(Exercise description) Retype the listing exactly as it stands, and keep every image out.
= Beginning of Section =
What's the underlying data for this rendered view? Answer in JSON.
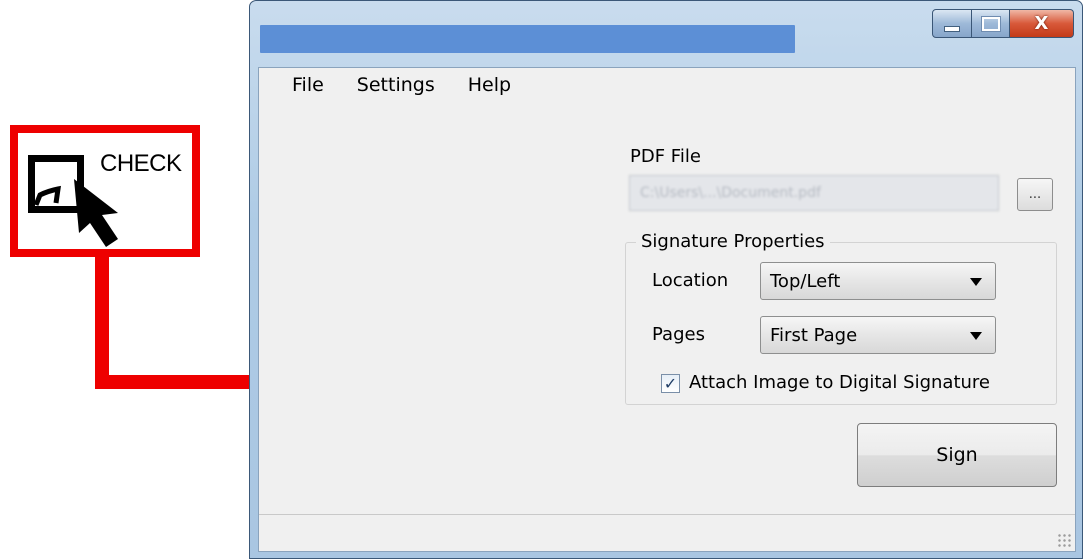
{
  "annotation": {
    "label": "CHECK",
    "color": "#ee0000"
  },
  "window": {
    "title_color": "#5c8fd6",
    "close_glyph": "X"
  },
  "menu": [
    "File",
    "Settings",
    "Help"
  ],
  "form": {
    "pdf_label": "PDF File",
    "pdf_value": "C:\\Users\\...\\Document.pdf",
    "browse_label": "...",
    "group_title": "Signature Properties",
    "location_label": "Location",
    "location_value": "Top/Left",
    "pages_label": "Pages",
    "pages_value": "First Page",
    "attach_label": "Attach Image to Digital Signature",
    "attach_checked": true,
    "sign_label": "Sign"
  }
}
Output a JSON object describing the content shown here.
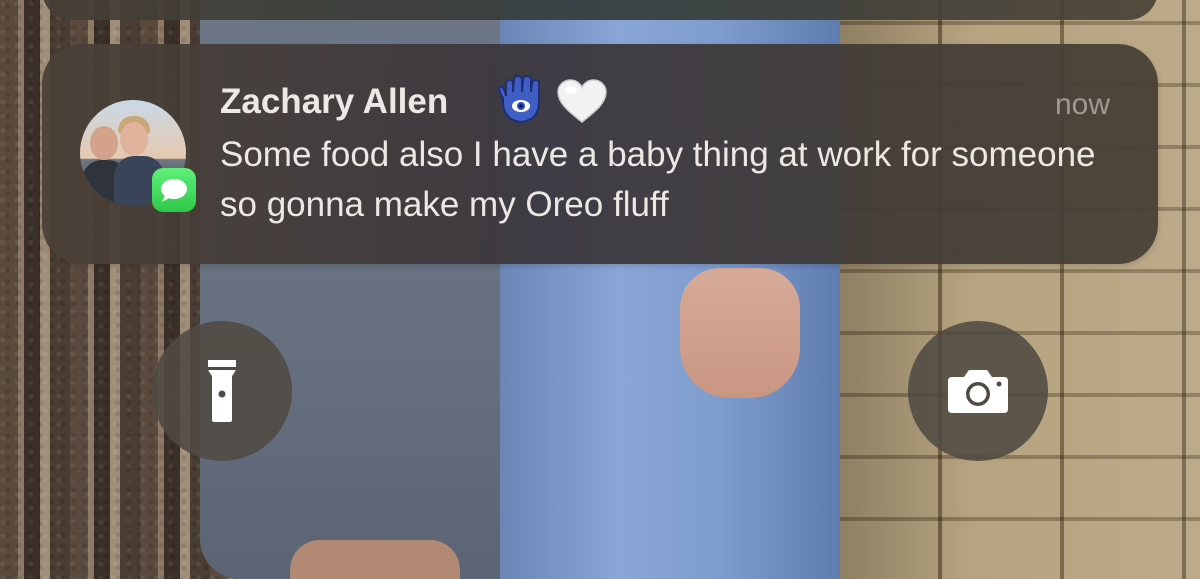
{
  "notification": {
    "sender": "Zachary Allen",
    "sender_emojis": [
      "hamsa-icon",
      "white-heart-icon"
    ],
    "time": "now",
    "message": "Some food also I have a baby thing at work for someone so gonna make my Oreo fluff",
    "app_icon": "messages-icon"
  },
  "controls": {
    "left": "flashlight-icon",
    "right": "camera-icon"
  },
  "colors": {
    "messages_green": "#34C759",
    "text": "#ECE9E4",
    "time_text": "#9E9A92"
  }
}
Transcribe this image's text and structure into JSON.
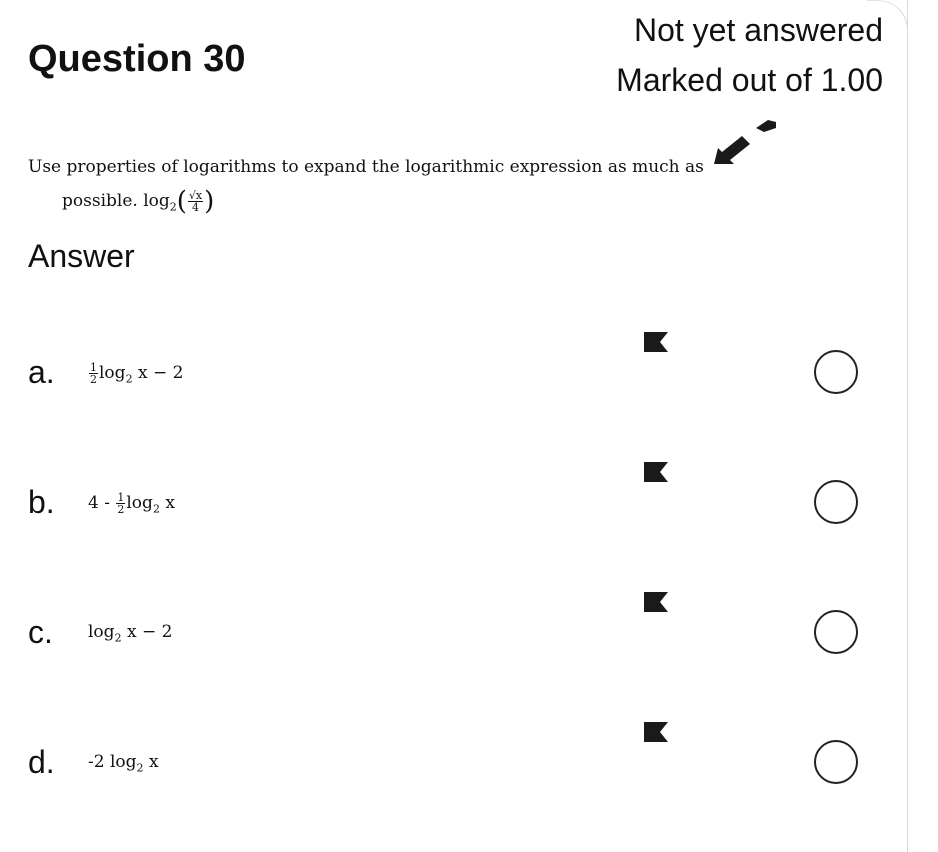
{
  "question": {
    "title": "Question 30",
    "state": "Not yet answered",
    "grade": "Marked out of 1.00",
    "text_line1": "Use properties of logarithms to expand the logarithmic expression as much as",
    "text_line2": "possible.",
    "expression": {
      "log": "log",
      "base": "2",
      "numerator": "√x",
      "denominator": "4"
    }
  },
  "answer_label": "Answer",
  "options": [
    {
      "letter": "a.",
      "prefix": "",
      "frac_num": "1",
      "frac_den": "2",
      "log": "log",
      "base": "2",
      "suffix": "x − 2",
      "selected": false
    },
    {
      "letter": "b.",
      "prefix": "4 - ",
      "frac_num": "1",
      "frac_den": "2",
      "log": "log",
      "base": "2",
      "suffix": "x",
      "selected": false
    },
    {
      "letter": "c.",
      "prefix": "",
      "log": "log",
      "base": "2",
      "suffix": "x − 2",
      "selected": false
    },
    {
      "letter": "d.",
      "prefix": "-2 ",
      "log": "log",
      "base": "2",
      "suffix": "x",
      "selected": false
    }
  ],
  "colors": {
    "text": "#111111",
    "border": "#d9d9d9",
    "mark": "#1a1a1a"
  },
  "icons": {
    "flag": "flag-icon",
    "pointer": "arrow-annotation-icon"
  }
}
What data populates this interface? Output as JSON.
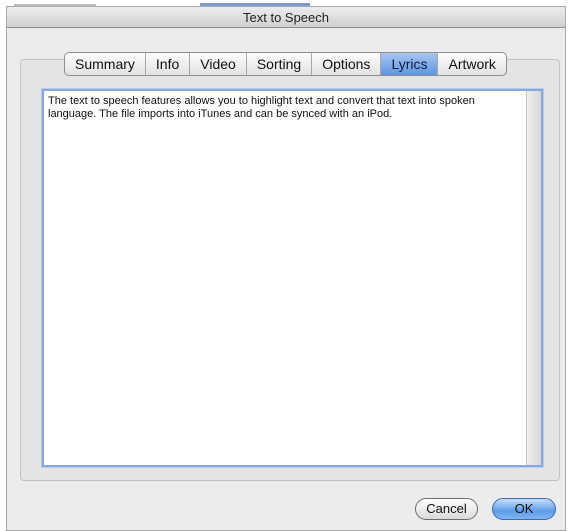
{
  "window": {
    "title": "Text to Speech"
  },
  "tabs": [
    {
      "label": "Summary",
      "selected": false
    },
    {
      "label": "Info",
      "selected": false
    },
    {
      "label": "Video",
      "selected": false
    },
    {
      "label": "Sorting",
      "selected": false
    },
    {
      "label": "Options",
      "selected": false
    },
    {
      "label": "Lyrics",
      "selected": true
    },
    {
      "label": "Artwork",
      "selected": false
    }
  ],
  "lyrics": {
    "text": "The text to speech features allows you to highlight text and convert that text into spoken language. The file imports into iTunes and can be synced with an iPod."
  },
  "buttons": {
    "cancel_label": "Cancel",
    "ok_label": "OK"
  },
  "colors": {
    "selected_tab": "#6f9fe4",
    "default_button": "#5e9de9",
    "focus_ring": "#86a8de"
  }
}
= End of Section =
(Exercise output)
What's the underlying data for this rendered view? Answer in JSON.
{
  "annotation": {
    "label": "CHECK",
    "color": "#ee0000"
  },
  "window": {
    "title_color": "#5c8fd6",
    "close_glyph": "X"
  },
  "menu": [
    "File",
    "Settings",
    "Help"
  ],
  "form": {
    "pdf_label": "PDF File",
    "pdf_value": "C:\\Users\\...\\Document.pdf",
    "browse_label": "...",
    "group_title": "Signature Properties",
    "location_label": "Location",
    "location_value": "Top/Left",
    "pages_label": "Pages",
    "pages_value": "First Page",
    "attach_label": "Attach Image to Digital Signature",
    "attach_checked": true,
    "sign_label": "Sign"
  }
}
Output a JSON object describing the content shown here.
{
  "notification": {
    "sender": "Zachary Allen",
    "sender_emojis": [
      "hamsa-icon",
      "white-heart-icon"
    ],
    "time": "now",
    "message": "Some food also I have a baby thing at work for someone so gonna make my Oreo fluff",
    "app_icon": "messages-icon"
  },
  "controls": {
    "left": "flashlight-icon",
    "right": "camera-icon"
  },
  "colors": {
    "messages_green": "#34C759",
    "text": "#ECE9E4",
    "time_text": "#9E9A92"
  }
}
Transcribe this image's text and structure into JSON.
{
  "question": {
    "title": "Question 30",
    "state": "Not yet answered",
    "grade": "Marked out of 1.00",
    "text_line1": "Use properties of logarithms to expand the logarithmic expression as much as",
    "text_line2": "possible.",
    "expression": {
      "log": "log",
      "base": "2",
      "numerator": "√x",
      "denominator": "4"
    }
  },
  "answer_label": "Answer",
  "options": [
    {
      "letter": "a.",
      "prefix": "",
      "frac_num": "1",
      "frac_den": "2",
      "log": "log",
      "base": "2",
      "suffix": "x − 2",
      "selected": false
    },
    {
      "letter": "b.",
      "prefix": "4 - ",
      "frac_num": "1",
      "frac_den": "2",
      "log": "log",
      "base": "2",
      "suffix": "x",
      "selected": false
    },
    {
      "letter": "c.",
      "prefix": "",
      "log": "log",
      "base": "2",
      "suffix": "x − 2",
      "selected": false
    },
    {
      "letter": "d.",
      "prefix": "-2 ",
      "log": "log",
      "base": "2",
      "suffix": "x",
      "selected": false
    }
  ],
  "colors": {
    "text": "#111111",
    "border": "#d9d9d9",
    "mark": "#1a1a1a"
  },
  "icons": {
    "flag": "flag-icon",
    "pointer": "arrow-annotation-icon"
  }
}
What data populates this interface? Output as JSON.
{
  "window": {
    "title": "Text to Speech"
  },
  "tabs": [
    {
      "label": "Summary",
      "selected": false
    },
    {
      "label": "Info",
      "selected": false
    },
    {
      "label": "Video",
      "selected": false
    },
    {
      "label": "Sorting",
      "selected": false
    },
    {
      "label": "Options",
      "selected": false
    },
    {
      "label": "Lyrics",
      "selected": true
    },
    {
      "label": "Artwork",
      "selected": false
    }
  ],
  "lyrics": {
    "text": "The text to speech features allows you to highlight text and convert that text into spoken language. The file imports into iTunes and can be synced with an iPod."
  },
  "buttons": {
    "cancel_label": "Cancel",
    "ok_label": "OK"
  },
  "colors": {
    "selected_tab": "#6f9fe4",
    "default_button": "#5e9de9",
    "focus_ring": "#86a8de"
  }
}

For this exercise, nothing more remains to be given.